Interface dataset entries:
____
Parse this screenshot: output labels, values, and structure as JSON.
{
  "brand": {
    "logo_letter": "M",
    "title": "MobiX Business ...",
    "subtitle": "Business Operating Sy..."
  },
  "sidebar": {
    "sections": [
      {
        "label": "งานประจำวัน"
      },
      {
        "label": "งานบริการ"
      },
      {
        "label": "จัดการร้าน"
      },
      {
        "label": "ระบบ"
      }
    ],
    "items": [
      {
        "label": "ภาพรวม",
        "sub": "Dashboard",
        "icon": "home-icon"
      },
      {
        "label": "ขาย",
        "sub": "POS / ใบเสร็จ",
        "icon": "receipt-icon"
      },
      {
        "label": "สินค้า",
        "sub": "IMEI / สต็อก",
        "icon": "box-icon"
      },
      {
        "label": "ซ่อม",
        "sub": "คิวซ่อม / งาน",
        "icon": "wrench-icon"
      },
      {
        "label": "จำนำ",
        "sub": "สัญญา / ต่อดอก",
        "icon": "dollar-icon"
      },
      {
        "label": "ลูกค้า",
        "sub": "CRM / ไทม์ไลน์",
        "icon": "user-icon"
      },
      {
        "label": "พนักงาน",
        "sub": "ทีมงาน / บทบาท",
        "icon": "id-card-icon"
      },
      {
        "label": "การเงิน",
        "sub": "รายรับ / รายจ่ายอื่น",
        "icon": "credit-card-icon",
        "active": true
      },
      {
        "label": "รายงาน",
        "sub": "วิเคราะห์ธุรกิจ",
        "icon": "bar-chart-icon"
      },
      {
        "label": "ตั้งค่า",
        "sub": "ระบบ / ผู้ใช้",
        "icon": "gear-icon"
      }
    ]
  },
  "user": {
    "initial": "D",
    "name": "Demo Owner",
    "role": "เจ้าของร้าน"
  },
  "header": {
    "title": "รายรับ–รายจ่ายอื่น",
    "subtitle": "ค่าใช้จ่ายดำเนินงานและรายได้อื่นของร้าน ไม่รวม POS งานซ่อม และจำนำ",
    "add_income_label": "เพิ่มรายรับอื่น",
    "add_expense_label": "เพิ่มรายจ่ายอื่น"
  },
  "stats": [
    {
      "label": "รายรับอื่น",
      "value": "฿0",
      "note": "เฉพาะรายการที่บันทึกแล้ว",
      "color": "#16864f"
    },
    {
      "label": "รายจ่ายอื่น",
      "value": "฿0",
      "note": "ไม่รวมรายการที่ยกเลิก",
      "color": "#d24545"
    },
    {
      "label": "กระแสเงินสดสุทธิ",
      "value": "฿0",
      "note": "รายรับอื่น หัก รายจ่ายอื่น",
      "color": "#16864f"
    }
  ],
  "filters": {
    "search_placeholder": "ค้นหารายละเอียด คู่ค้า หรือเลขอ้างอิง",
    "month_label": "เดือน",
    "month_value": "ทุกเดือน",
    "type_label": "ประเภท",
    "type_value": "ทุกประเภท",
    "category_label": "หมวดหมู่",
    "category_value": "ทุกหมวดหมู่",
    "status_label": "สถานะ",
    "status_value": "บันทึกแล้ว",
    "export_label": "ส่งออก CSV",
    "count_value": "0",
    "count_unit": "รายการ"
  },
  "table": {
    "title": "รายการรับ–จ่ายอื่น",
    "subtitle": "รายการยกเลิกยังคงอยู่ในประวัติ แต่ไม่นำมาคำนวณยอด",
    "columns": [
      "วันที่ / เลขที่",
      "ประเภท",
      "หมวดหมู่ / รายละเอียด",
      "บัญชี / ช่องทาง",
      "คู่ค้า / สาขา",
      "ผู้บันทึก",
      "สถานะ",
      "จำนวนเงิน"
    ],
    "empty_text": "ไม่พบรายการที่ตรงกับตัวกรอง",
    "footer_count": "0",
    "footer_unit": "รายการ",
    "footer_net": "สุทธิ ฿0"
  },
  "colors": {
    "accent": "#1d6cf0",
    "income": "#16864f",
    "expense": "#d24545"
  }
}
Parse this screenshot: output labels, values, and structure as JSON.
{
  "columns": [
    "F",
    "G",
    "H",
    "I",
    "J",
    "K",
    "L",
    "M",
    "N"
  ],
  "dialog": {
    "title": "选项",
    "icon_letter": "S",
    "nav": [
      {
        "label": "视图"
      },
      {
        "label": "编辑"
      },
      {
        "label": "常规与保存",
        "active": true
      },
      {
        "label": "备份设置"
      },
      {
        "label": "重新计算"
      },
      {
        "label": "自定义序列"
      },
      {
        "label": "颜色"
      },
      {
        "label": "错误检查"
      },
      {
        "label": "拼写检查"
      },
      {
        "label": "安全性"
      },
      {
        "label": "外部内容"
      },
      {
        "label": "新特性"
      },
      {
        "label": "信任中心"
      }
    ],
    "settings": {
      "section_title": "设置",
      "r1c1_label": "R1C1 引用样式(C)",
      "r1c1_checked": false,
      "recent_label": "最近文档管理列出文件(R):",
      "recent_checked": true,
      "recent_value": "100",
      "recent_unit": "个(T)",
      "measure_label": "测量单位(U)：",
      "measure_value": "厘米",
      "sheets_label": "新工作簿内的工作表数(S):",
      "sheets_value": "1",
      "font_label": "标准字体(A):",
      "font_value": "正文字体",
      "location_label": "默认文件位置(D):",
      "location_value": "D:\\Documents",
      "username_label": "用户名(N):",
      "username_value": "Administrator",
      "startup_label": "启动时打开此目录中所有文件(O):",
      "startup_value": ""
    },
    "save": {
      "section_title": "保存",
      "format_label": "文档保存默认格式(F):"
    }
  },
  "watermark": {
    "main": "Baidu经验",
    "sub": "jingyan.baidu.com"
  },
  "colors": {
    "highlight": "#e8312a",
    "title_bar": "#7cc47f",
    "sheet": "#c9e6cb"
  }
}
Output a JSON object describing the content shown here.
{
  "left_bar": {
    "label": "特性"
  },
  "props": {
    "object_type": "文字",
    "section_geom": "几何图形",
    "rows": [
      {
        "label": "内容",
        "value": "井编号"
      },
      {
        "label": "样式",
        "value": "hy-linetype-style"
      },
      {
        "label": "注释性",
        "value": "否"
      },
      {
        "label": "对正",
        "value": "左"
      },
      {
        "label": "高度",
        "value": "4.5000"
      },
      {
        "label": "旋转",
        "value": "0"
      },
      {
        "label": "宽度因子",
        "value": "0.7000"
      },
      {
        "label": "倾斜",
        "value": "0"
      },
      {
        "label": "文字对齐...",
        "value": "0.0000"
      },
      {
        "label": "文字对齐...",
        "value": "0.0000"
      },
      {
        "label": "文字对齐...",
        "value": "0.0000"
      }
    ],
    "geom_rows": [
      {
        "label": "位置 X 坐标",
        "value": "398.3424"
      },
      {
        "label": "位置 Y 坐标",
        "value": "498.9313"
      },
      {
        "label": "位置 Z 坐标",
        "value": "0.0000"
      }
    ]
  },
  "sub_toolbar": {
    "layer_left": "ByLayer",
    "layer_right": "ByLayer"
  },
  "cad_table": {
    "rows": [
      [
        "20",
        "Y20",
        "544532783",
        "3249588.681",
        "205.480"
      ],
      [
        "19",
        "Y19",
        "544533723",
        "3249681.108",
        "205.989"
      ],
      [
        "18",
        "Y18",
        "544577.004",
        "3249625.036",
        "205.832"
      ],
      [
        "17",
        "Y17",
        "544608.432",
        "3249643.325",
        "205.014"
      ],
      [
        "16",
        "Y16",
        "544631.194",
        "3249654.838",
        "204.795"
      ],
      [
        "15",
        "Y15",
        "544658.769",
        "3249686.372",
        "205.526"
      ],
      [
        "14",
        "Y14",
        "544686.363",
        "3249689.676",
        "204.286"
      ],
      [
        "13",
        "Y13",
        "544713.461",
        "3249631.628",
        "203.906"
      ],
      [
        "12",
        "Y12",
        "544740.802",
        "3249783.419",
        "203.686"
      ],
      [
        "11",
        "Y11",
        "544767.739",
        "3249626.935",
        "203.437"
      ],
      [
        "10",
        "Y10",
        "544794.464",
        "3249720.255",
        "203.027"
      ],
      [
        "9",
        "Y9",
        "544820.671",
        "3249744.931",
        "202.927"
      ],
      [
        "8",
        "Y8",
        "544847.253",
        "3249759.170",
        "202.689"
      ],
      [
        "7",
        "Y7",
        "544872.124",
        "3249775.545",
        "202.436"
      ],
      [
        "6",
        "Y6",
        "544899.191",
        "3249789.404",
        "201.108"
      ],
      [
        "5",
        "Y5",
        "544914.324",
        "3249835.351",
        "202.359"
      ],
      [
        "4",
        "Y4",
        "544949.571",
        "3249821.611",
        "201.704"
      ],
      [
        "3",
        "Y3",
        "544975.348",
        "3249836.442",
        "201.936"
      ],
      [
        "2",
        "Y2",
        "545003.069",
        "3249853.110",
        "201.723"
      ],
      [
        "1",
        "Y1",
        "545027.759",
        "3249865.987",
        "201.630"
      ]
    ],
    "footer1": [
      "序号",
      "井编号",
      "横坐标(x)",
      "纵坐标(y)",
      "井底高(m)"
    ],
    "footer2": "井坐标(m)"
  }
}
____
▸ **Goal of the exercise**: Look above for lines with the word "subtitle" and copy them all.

▸ **Answer space**:
    "subtitle": "Business Operating Sy..."
    "subtitle": "ค่าใช้จ่ายดำเนินงานและรายได้อื่นของร้าน ไม่รวม POS งานซ่อม และจำนำ",
    "subtitle": "รายการยกเลิกยังคงอยู่ในประวัติ แต่ไม่นำมาคำนวณยอด",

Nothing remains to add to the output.